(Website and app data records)
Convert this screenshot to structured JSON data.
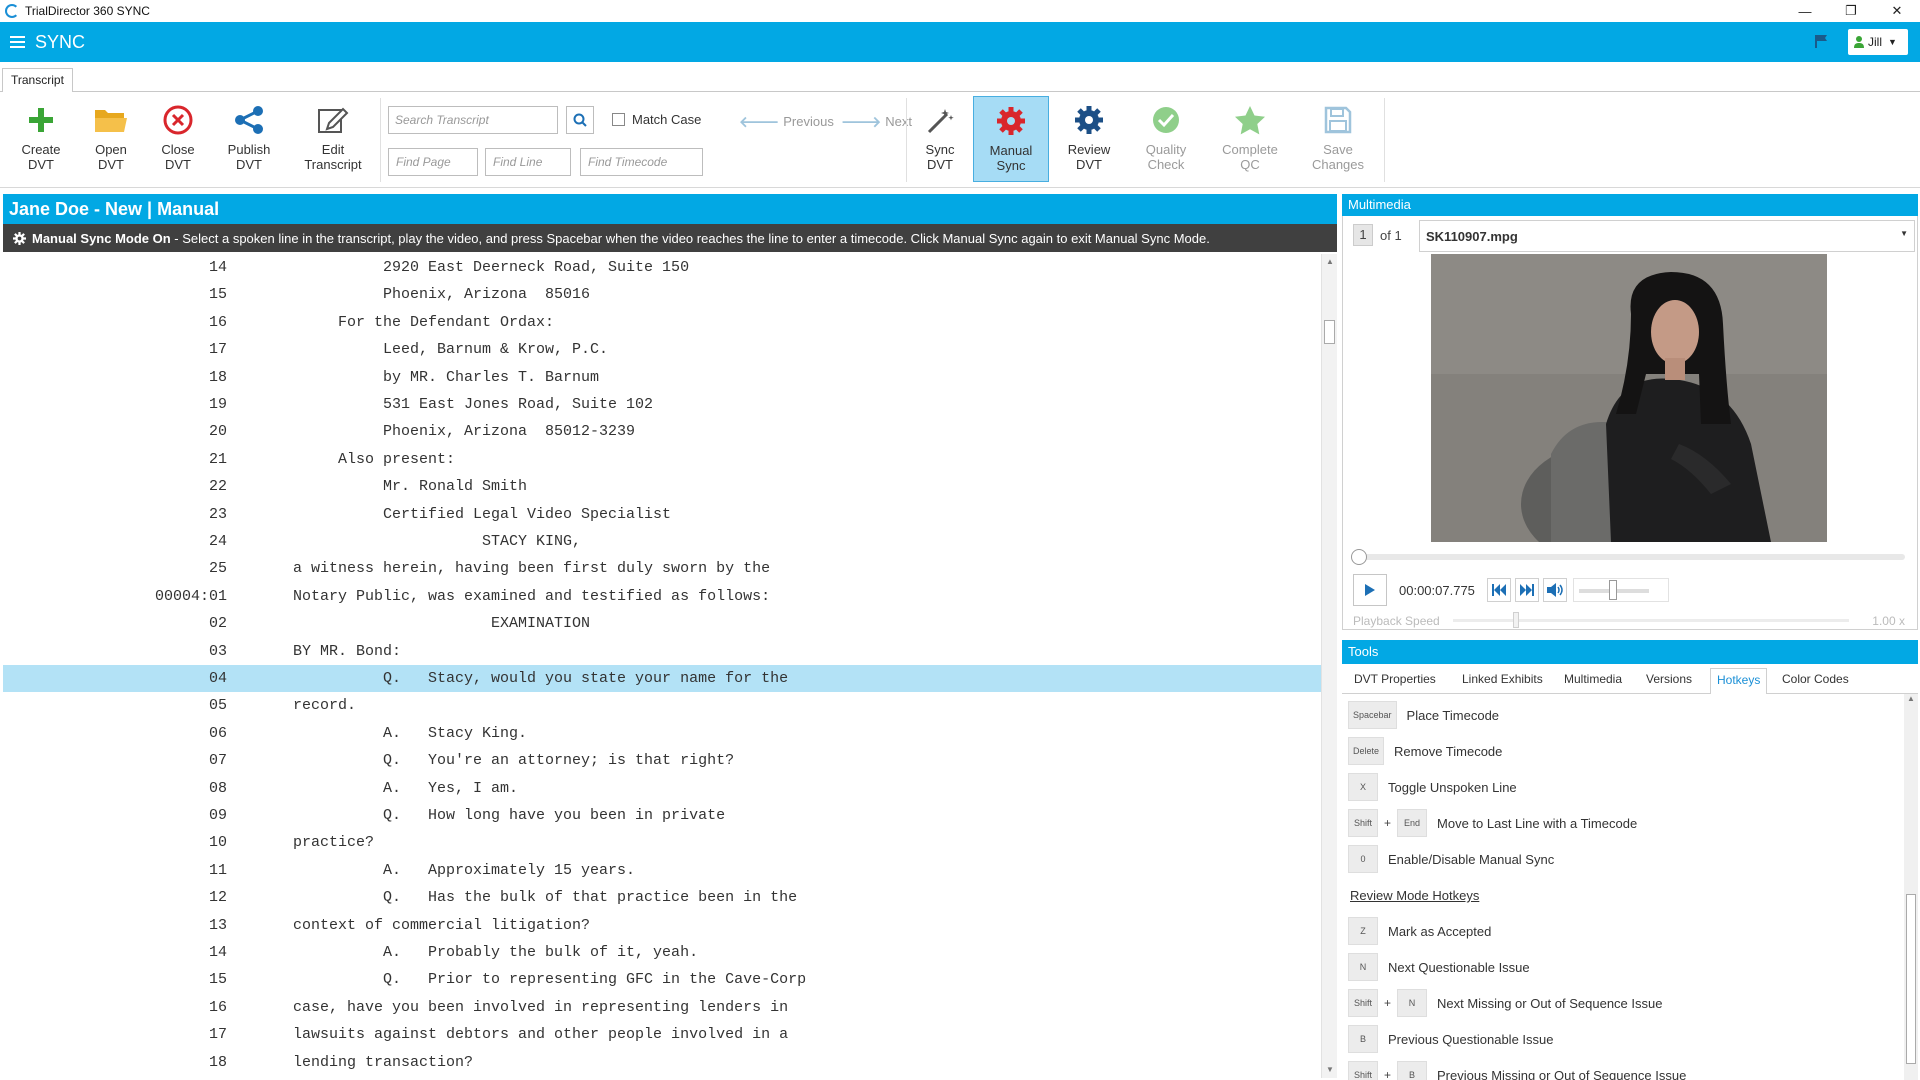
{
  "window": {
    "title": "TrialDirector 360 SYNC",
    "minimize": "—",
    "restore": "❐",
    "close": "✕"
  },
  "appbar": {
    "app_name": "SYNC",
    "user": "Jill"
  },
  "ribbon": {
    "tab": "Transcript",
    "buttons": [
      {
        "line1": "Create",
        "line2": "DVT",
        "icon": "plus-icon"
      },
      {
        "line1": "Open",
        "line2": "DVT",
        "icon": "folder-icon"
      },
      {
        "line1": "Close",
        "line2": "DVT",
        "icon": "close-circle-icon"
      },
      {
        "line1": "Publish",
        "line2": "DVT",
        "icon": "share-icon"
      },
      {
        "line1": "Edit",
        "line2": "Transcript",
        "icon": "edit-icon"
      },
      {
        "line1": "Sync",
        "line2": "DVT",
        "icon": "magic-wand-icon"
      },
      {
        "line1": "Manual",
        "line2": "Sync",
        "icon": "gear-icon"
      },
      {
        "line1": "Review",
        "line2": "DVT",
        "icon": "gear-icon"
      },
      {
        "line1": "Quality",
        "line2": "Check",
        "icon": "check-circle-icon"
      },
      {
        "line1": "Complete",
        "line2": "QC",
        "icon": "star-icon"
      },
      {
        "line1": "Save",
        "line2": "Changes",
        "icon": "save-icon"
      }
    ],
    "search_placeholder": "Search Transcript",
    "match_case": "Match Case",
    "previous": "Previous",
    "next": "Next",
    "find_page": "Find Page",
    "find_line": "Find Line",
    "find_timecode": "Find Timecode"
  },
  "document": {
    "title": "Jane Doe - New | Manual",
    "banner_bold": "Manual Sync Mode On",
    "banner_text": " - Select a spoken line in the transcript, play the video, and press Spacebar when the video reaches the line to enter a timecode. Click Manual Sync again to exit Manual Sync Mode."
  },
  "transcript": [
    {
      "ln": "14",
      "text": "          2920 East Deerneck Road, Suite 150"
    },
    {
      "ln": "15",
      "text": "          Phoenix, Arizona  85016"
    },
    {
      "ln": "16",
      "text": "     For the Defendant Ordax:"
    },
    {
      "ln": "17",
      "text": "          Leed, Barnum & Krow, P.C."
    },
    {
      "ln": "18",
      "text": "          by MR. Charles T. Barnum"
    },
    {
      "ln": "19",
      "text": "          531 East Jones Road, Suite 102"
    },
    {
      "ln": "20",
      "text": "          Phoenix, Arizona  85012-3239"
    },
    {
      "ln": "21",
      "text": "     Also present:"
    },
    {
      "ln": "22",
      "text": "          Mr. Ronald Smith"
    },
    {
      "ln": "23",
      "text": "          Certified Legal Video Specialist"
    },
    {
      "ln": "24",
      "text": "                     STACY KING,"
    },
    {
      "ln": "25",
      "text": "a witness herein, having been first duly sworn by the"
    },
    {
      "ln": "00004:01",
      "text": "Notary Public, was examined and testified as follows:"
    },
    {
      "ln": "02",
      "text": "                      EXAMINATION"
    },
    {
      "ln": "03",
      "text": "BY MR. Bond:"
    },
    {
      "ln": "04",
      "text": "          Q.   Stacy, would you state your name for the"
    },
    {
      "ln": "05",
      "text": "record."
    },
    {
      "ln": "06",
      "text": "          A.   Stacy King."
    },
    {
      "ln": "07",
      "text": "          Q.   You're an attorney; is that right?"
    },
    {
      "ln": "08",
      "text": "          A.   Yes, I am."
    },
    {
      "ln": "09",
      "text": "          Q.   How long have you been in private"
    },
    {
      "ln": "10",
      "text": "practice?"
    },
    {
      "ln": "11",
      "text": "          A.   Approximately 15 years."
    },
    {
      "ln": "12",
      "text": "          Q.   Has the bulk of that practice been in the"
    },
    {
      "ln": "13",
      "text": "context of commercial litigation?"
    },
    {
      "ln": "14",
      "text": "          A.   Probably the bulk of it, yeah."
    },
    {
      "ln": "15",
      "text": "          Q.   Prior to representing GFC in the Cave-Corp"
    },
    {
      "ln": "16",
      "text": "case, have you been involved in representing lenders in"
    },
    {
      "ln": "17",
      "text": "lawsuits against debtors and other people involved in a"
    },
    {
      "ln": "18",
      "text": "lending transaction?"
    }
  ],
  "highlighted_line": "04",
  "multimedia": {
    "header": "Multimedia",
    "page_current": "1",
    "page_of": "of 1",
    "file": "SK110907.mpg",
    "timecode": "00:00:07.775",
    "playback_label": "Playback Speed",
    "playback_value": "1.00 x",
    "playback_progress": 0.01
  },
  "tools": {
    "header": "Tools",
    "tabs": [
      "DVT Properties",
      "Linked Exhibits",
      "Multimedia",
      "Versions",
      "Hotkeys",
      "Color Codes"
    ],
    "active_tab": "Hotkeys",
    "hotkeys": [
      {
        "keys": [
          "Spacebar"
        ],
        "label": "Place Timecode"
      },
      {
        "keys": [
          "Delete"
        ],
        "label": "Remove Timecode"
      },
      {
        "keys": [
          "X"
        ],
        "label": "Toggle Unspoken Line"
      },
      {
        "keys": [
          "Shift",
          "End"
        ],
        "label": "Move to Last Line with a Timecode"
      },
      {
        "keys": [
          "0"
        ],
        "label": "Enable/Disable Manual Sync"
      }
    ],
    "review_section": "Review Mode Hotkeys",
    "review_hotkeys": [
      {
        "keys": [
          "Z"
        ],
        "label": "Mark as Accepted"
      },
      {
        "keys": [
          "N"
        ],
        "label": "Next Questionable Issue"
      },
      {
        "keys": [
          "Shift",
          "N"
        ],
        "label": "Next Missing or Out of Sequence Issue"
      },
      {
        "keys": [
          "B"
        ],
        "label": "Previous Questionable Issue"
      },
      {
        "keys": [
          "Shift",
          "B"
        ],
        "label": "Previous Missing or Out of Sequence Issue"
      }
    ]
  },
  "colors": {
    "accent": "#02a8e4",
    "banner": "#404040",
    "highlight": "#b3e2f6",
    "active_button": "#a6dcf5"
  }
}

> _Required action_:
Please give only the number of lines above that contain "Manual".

> _Solution to this task_:
5